About $27 billion worth of food is trashed annually in Canada. In the same amount of time, more than 800,000 Canadians rely on food banks for their next meal.
The two numbers just don’t add up, says Tammara Soma, one of the organizers behind a symposium on food waste scheduled for Monday night at the University of Toronto’s New College.
“Something is missing in that equation,” said Soma. “This will hopefully spark a conversation that can lead to fixing (Canada’s) food systems and connecting all the dots.”
Soma, a doctoral candidate in planning at the university, says Canada is far behind Europe and the United States when it comes to managing food waste. The European Commission designated 2014 the “Year against food waste” and set a reduction goal of 50 per cent over the next decade.
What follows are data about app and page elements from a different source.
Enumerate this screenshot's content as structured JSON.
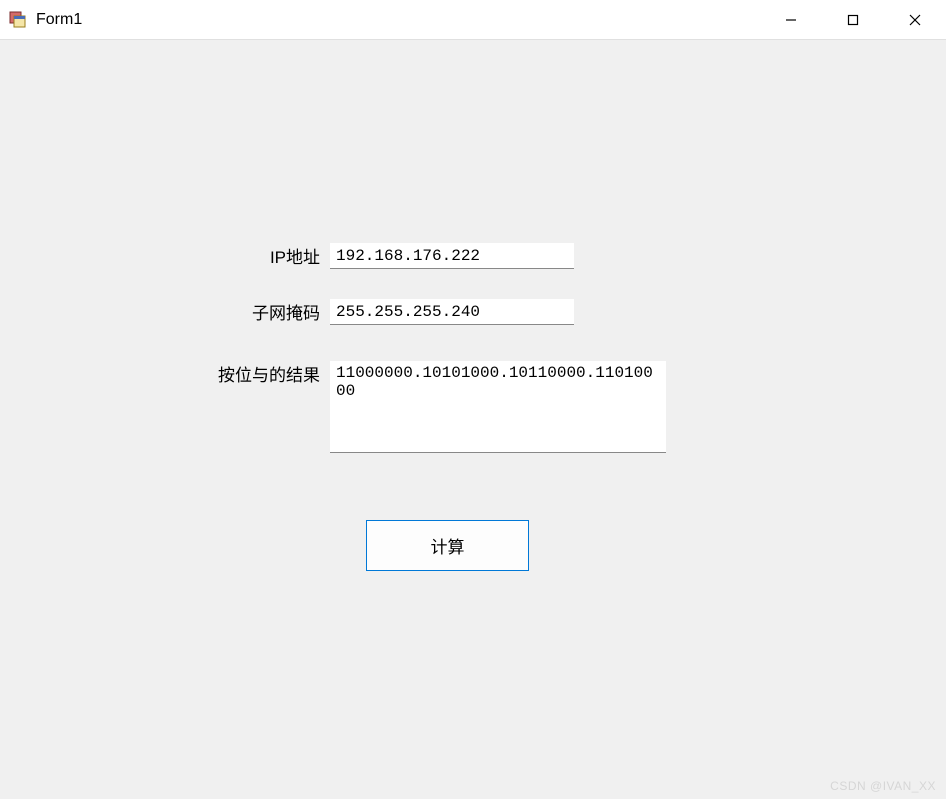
{
  "window": {
    "title": "Form1"
  },
  "labels": {
    "ip": "IP地址",
    "mask": "子网掩码",
    "result": "按位与的结果"
  },
  "fields": {
    "ip_value": "192.168.176.222",
    "mask_value": "255.255.255.240",
    "result_value": "11000000.10101000.10110000.11010000"
  },
  "buttons": {
    "calculate": "计算"
  },
  "watermark": "CSDN @IVAN_XX"
}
Fifty per cent of food waste in Canada is happening at the household level, said Soma, with Canadian households spending $1,500 annually on wasted food, about a bag of groceries a week. As a result, many landfill sites are nearing capacity.
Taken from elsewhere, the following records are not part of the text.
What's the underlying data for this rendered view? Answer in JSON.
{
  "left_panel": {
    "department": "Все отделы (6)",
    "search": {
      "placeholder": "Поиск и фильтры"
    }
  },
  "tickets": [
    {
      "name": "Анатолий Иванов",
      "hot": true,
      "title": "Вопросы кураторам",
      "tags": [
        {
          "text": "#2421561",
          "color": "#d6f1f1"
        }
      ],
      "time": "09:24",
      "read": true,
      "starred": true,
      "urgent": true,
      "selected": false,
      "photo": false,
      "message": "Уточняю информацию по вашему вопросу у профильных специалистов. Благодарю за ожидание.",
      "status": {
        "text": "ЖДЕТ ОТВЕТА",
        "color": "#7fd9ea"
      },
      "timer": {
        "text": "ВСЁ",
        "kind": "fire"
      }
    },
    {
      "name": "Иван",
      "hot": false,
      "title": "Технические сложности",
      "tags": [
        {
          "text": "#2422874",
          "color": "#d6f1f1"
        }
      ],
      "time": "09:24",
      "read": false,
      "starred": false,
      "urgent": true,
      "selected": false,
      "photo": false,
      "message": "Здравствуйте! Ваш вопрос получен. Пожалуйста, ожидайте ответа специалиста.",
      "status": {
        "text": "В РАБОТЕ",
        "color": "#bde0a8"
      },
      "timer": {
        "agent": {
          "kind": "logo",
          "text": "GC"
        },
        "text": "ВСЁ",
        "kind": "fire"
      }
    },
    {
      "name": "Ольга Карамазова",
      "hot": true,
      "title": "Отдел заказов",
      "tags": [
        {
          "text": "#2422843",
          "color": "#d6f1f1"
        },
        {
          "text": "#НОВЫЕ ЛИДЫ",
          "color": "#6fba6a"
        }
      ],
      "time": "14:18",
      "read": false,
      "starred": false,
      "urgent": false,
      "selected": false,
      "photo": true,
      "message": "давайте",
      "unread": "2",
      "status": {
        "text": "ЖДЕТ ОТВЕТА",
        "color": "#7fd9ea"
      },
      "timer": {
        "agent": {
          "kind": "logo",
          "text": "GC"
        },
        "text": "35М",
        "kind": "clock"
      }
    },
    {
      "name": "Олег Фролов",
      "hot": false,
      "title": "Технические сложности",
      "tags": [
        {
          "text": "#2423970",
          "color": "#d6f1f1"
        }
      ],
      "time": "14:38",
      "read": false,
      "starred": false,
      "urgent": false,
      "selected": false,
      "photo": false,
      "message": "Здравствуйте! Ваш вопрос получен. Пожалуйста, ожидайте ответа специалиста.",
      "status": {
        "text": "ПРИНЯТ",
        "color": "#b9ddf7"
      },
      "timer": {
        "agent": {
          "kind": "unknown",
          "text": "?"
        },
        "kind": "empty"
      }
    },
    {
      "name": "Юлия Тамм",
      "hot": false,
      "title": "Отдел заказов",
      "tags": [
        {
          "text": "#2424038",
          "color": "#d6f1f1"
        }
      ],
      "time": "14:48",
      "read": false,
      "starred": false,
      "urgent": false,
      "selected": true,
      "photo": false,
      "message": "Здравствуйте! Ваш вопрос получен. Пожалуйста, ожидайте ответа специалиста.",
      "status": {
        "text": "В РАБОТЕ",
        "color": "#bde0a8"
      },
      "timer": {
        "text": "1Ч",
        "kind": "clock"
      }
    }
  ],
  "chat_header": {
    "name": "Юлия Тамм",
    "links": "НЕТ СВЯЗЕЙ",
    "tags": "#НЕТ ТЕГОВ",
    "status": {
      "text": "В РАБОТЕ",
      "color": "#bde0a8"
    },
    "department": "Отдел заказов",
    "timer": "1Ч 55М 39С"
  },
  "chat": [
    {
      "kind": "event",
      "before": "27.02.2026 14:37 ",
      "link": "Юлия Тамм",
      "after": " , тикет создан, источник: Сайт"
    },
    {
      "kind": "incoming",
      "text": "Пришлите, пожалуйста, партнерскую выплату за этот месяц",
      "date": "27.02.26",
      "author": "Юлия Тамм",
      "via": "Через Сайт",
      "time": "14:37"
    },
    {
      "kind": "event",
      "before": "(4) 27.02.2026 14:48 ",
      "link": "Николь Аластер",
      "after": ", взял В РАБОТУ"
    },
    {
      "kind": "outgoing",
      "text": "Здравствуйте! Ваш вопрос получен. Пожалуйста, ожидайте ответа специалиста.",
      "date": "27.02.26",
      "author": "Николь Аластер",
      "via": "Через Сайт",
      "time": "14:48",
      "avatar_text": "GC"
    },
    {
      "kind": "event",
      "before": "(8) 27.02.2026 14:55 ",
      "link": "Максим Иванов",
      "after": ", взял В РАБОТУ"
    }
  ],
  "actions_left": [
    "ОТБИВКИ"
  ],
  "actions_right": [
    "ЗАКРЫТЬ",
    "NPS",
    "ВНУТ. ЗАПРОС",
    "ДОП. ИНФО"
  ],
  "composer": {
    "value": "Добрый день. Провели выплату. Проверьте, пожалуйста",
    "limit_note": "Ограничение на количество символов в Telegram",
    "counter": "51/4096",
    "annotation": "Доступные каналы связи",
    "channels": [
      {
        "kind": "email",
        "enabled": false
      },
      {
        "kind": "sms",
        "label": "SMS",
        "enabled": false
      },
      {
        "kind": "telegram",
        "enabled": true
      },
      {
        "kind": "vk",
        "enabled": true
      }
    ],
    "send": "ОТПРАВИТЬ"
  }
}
“I think the biggest problem is that we’re all extremely busy and we feel we only have that one window to stock up on groceries.”
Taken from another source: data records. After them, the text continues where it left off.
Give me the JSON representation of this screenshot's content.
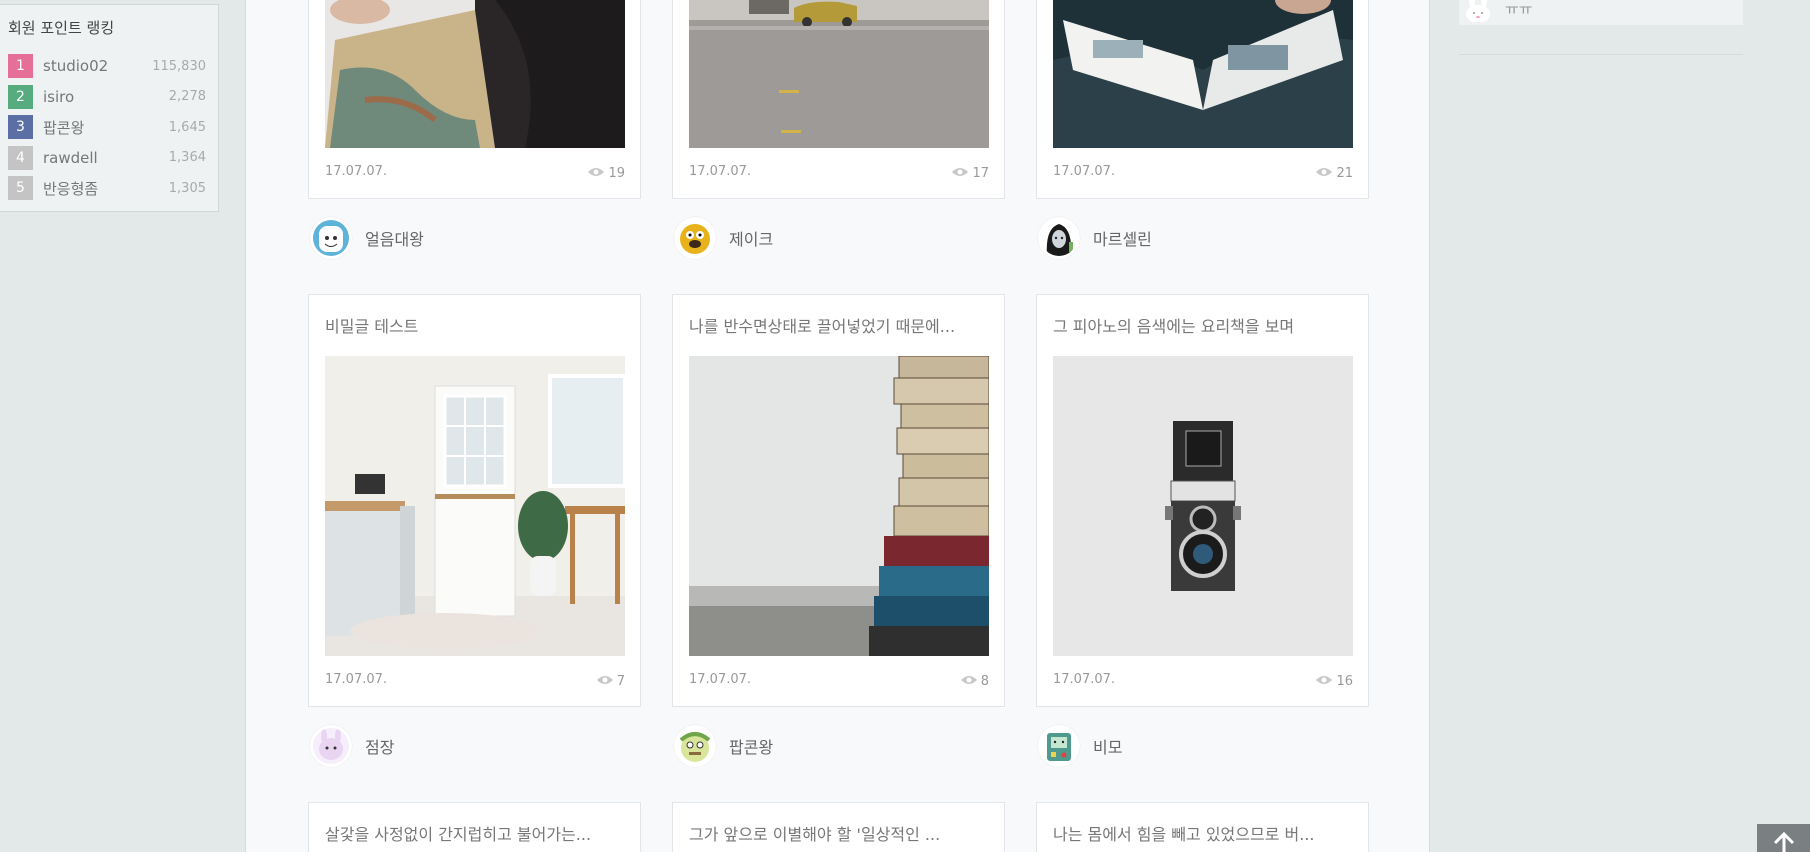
{
  "ranking": {
    "title": "회원 포인트 랭킹",
    "items": [
      {
        "rank": "1",
        "name": "studio02",
        "points": "115,830",
        "color": "#e56f96"
      },
      {
        "rank": "2",
        "name": "isiro",
        "points": "2,278",
        "color": "#56ac7e"
      },
      {
        "rank": "3",
        "name": "팝콘왕",
        "points": "1,645",
        "color": "#5b6fa5"
      },
      {
        "rank": "4",
        "name": "rawdell",
        "points": "1,364",
        "color": "#c4c4c4"
      },
      {
        "rank": "5",
        "name": "반응형좀",
        "points": "1,305",
        "color": "#c4c4c4"
      }
    ]
  },
  "cards": [
    {
      "title": "",
      "date": "17.07.07.",
      "views": "19",
      "image": "map-book-photo",
      "author": "얼음대왕"
    },
    {
      "title": "",
      "date": "17.07.07.",
      "views": "17",
      "image": "street-car-photo",
      "author": "제이크"
    },
    {
      "title": "",
      "date": "17.07.07.",
      "views": "21",
      "image": "reading-magazine-photo",
      "author": "마르셀린"
    },
    {
      "title": "비밀글 테스트",
      "date": "17.07.07.",
      "views": "7",
      "image": "kitchen-door-photo",
      "author": "점장"
    },
    {
      "title": "나를 반수면상태로 끌어넣었기 때문에...",
      "date": "17.07.07.",
      "views": "8",
      "image": "book-stack-photo",
      "author": "팝콘왕"
    },
    {
      "title": "그 피아노의 음색에는 요리책을 보며",
      "date": "17.07.07.",
      "views": "16",
      "image": "camera-photo",
      "author": "비모"
    },
    {
      "title": "살갗을 사정없이 간지럽히고 불어가는...",
      "author": ""
    },
    {
      "title": "그가 앞으로 이별해야 할 '일상적인 ...",
      "author": ""
    },
    {
      "title": "나는 몸에서 힘을 빼고 있었으므로 버...",
      "author": ""
    }
  ],
  "right": {
    "snippet": "ㅠㅠ"
  },
  "icons": {
    "views": "eye-icon",
    "scroll_top": "arrow-up-icon"
  }
}
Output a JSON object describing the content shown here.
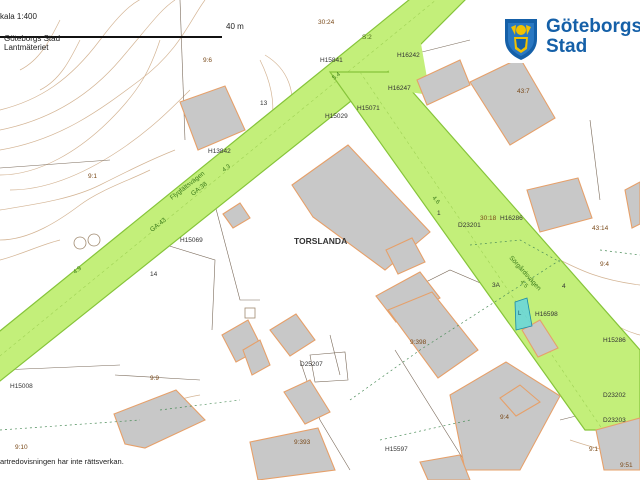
{
  "scale": {
    "label": "kala 1:400",
    "distance": "40 m"
  },
  "org_lines": [
    "Göteborgs Stad",
    "Lantmäteriet"
  ],
  "logo": {
    "line1": "Göteborgs",
    "line2": "Stad"
  },
  "district_label": "TORSLANDA",
  "disclaimer": "artredovisningen har inte rättsverkan.",
  "colors": {
    "road": "#c3ef7a",
    "road_edge": "#86c43a",
    "building": "#c8c8c8",
    "parcel": "#e6a06a",
    "highlight": "#5fd3e6",
    "logo_blue": "#1560a8"
  },
  "parcel_labels": [
    {
      "t": "30:24"
    },
    {
      "t": "S:2"
    },
    {
      "t": "9:6"
    },
    {
      "t": "H16242"
    },
    {
      "t": "H15841"
    },
    {
      "t": "H16247"
    },
    {
      "t": "43:7"
    },
    {
      "t": "13"
    },
    {
      "t": "H15071"
    },
    {
      "t": "H15029"
    },
    {
      "t": "H13842"
    },
    {
      "t": "9:1"
    },
    {
      "t": "30:18"
    },
    {
      "t": "H16286"
    },
    {
      "t": "43:14"
    },
    {
      "t": "D23201"
    },
    {
      "t": "9:4"
    },
    {
      "t": "H15069"
    },
    {
      "t": "14"
    },
    {
      "t": "3A"
    },
    {
      "t": "4"
    },
    {
      "t": "H16598"
    },
    {
      "t": "H15286"
    },
    {
      "t": "9:398"
    },
    {
      "t": "D25207"
    },
    {
      "t": "H15008"
    },
    {
      "t": "9:9"
    },
    {
      "t": "9:393"
    },
    {
      "t": "D23202"
    },
    {
      "t": "D23203"
    },
    {
      "t": "9:10"
    },
    {
      "t": "H15597"
    },
    {
      "t": "9:1"
    },
    {
      "t": "9:51"
    },
    {
      "t": "1"
    },
    {
      "t": "9:4"
    }
  ],
  "road_labels": [
    {
      "t": "GA:43"
    },
    {
      "t": "GA:38"
    },
    {
      "t": "Flygfältsvägen"
    },
    {
      "t": "Sörgårdsvägen"
    }
  ],
  "misc_labels": [
    {
      "t": "4.9"
    },
    {
      "t": "4.6"
    },
    {
      "t": "4.5"
    },
    {
      "t": "5.4"
    },
    {
      "t": "4.3"
    },
    {
      "t": "L"
    }
  ]
}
We asked Soma to offer five tips to cut down on food waste at home:
Make the freezer your friend: If you’ve cooked too much, or have leftovers, put it in the freezer immediately to keep the food from going bad. Plan to go back to those meals at a later date.
Watch your portions: Often, Soma said, people will have extra food they don’t eat because their portion sizes are too big. Calculate your portions first to make sure you’re not overindulging. With children — Soma has three — give them a small portion first, then let them decide if they’d like more.
Plan your menu in advance: “We often choose food from the back of the shelves at the grocery store to get the freshest product. When you get home, you have to reverse that; put all the old food at the front first to make sure it gets eaten first,” Soma said. Try to factor in when you’re going out to eat so you don’t overbuy. For help planning meals, Soma suggests Love Food, Hate Waste, a British website and app.
Experiment: Those very ripe bananas in your fruit bowl? Use them in a smoothie, or put them in the freezer and bake with them later, Soma said.
Ignore the aesthetics: People are not the only ones held to a standard of beauty; so is food. Consider the “Inglorious Fruits and Vegetables” campaign launched by French supermarket chain Intermarché earlier this year to promote “ugly” produce. Don’t scoff at an apple just because it has a couple bruises, and don’t buy the biggest red pepper just because it looks nicer than a smaller one more proportionate to your serving size.